Enter your mobile number or email address below and we'll send you a link to download the free Kindle App. Then you can start reading Kindle books on your smartphone, tablet, or computer - no Kindle device required.
To get the free app, enter your email address or mobile phone number.
Secrets of Mental Math: The Mathemagician's Guide to Lightning Calculation and Amazing Math Tricks Paperback – August 8, 2006
Frequently Bought Together
Customers Who Bought This Item Also Bought
“A magical mystery tour of mental mathematics! Fascinating and fun.” —Joseph Gallian, president of the Mathematical Association of America
“The clearest, simplest, most entertaining, and best book yet on the art of calculating in your head.” —Martin Gardner, author of Mathematical Magic Show and Mathematical Carnival
“This book can teach you mental math skills that will surprise you and your friends. Better, you will have fun and have valuable practical tools inside your head.” —Dr. Edward O. Thorp, mathematician and author of Beat the Dealer and Beat the Market
About the Author
Michael Shermer is host of the Caltech public lecture series, a contributing editor to and monthly columnist of Scientific American, the publisher of Skeptic magazine, and the author of several science books. He lives in Altadena, California.
If you’re the author, publisher, or rights holder of this book, let ACX help you produce the audiobook.Learn more.
Top Customer Reviews
I love this book and I think that it really will help people feel more confident when they take a test or just are trying to figure the tip.
Well, this book is not that. It gets right to the point. It's very well written. It's fun. It's practical. And as long as you take your time to mentally practice what you're learning along the way, you can and should be able to master the techniques in this book. You needn't have any mathematical expertise going in. Of course, the author doesn't promise anything special about what you can do with these abilities, although there are some practical applications suggested along the way. All I can say is that it's fun and gives you something interesting to do with your brain when you're bored. And certainly if you like Math already or are a Math teacher, it can be tremendously helpful.

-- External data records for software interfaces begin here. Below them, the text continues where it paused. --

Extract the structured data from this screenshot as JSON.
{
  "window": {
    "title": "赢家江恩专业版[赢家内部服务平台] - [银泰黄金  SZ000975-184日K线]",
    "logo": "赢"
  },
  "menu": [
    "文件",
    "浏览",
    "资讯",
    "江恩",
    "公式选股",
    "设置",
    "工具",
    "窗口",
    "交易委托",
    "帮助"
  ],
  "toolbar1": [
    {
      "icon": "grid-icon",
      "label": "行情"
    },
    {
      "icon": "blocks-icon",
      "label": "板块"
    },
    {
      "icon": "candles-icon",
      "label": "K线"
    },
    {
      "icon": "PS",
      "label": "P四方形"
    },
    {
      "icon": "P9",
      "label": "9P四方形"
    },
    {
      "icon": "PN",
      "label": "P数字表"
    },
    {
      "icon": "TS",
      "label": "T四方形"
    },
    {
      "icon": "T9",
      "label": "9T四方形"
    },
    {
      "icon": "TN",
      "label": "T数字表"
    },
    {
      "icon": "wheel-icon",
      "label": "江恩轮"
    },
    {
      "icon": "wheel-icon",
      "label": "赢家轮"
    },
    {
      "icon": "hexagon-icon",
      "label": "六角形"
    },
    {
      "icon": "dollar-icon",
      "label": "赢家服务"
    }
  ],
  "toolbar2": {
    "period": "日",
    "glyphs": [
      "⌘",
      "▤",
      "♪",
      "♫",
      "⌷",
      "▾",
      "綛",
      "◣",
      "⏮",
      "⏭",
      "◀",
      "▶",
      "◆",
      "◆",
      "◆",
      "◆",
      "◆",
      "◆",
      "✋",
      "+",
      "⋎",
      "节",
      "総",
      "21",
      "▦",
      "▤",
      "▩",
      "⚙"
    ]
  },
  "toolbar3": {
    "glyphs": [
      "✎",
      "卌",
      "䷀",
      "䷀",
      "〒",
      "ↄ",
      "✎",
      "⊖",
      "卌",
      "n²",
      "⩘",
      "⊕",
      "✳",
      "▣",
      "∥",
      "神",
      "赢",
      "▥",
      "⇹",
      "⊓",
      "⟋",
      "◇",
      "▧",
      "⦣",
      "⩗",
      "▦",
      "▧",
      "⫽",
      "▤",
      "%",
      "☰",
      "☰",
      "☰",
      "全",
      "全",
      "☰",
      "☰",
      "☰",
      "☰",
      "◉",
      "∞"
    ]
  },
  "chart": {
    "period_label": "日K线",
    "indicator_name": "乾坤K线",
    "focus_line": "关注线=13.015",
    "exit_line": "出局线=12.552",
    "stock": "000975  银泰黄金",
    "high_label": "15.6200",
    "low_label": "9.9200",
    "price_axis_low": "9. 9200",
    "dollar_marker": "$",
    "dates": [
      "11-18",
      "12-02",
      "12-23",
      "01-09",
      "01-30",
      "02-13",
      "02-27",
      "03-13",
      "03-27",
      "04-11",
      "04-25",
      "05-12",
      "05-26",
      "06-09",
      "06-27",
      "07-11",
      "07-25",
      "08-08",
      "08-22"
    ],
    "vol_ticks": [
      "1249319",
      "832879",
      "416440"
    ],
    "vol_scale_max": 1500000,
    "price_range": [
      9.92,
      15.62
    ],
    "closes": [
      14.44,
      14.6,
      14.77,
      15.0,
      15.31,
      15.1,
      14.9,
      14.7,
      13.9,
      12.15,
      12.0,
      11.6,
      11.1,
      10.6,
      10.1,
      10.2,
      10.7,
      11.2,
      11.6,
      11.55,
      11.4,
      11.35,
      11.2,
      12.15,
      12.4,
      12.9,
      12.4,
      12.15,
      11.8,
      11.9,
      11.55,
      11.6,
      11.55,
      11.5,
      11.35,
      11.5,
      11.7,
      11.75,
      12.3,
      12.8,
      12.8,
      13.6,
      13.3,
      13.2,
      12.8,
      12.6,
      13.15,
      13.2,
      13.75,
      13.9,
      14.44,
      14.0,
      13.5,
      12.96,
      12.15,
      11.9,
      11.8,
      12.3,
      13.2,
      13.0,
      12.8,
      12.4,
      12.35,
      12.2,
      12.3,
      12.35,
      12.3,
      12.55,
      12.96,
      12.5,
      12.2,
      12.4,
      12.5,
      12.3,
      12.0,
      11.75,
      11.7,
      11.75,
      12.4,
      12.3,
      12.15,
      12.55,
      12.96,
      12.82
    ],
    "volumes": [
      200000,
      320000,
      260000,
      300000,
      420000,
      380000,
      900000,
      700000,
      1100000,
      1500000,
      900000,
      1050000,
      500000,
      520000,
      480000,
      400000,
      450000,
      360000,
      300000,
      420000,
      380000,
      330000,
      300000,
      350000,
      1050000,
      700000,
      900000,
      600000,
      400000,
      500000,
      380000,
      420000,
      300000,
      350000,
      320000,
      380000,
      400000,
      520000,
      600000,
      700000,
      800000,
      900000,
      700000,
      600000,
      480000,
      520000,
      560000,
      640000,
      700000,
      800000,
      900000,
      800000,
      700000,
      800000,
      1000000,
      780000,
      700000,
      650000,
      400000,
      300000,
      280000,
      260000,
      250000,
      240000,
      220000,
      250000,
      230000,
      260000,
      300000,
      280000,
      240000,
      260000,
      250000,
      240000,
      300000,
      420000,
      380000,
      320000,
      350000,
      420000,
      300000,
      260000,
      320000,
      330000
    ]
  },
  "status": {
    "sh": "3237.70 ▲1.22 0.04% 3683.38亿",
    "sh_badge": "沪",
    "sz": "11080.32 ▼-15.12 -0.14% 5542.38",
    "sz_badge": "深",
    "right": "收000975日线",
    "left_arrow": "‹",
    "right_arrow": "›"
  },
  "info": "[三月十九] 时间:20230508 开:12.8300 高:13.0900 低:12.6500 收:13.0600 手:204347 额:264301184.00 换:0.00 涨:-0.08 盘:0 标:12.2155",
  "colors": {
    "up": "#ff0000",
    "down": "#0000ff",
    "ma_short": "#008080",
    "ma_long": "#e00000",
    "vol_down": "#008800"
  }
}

Arthur Benjamin wrote the main content of the book, and Michael Shermer (Skeptic Magazine founder and Scientific American columnist) wrote introductory and closing chapters. These seem a little out of place to me, but they're certainly very good and useful general information about critical thinking. In addition to Bill Nye's (The Science Guy) new intro, James Randi's (famous magician and skeptic) introduction from an earlier edition is included.
Anyway, the main purpose of this "review" is to share my success at making a regenerating practice sheet in Excel that will generate an endless number of problems. If you like to tinker with Excel, go for it! But I'll give you mine if you want it. The core of mine is the random number generator "rand()" and I manipulate it with other functions. For example, the cell formula
(without quotes) will place a three digit random whole number in a cell.
I've begun a spreadsheet of drills for the first few subjects in the book, including multiplying by 11, squaring two-digit numbers ending in five, finding compliments, adding and subtracting three-digit numbers, and multiplying 2 x 1 digits and 3 x 1 digits. For each of those types of problems there are ten examples. The answers are hidden (by using a white font) until you highlight the answer cell. The real beauty is that hitting F9 generates a whole new set of ten problems for each type. As I continue to read the book, I'll add more drills. When you have time to kill, it's a much more productive activity than Free Cell!
Leave a comment if you'd like me to email the spreadsheet to you. With the sample techniques I've used you can probably figure out how to make additional problem types.
My only negative comment is that the publisher needs to more carefully edit the text. I came upon three typos within the first couple of chapters, and these were errors in operations signs (for example, "+" instead of "x").
If you are studying college level maths it will certainly help you impress your friends (though it deals with raw calculation rather than complex theories), but that's not really who the book is aimed at. These are skills you can use, and that will help you every time you go shopping for groceries, when you're trying to figure out the interest on your credit card, or trying to figure out a fair tip.
It's not for the lazy reader though, as each of the skills, useful as they are - require some amount of practice. Don't be put off, it is really only a little effort for a huge return, but it certainly isn't passive knowledge.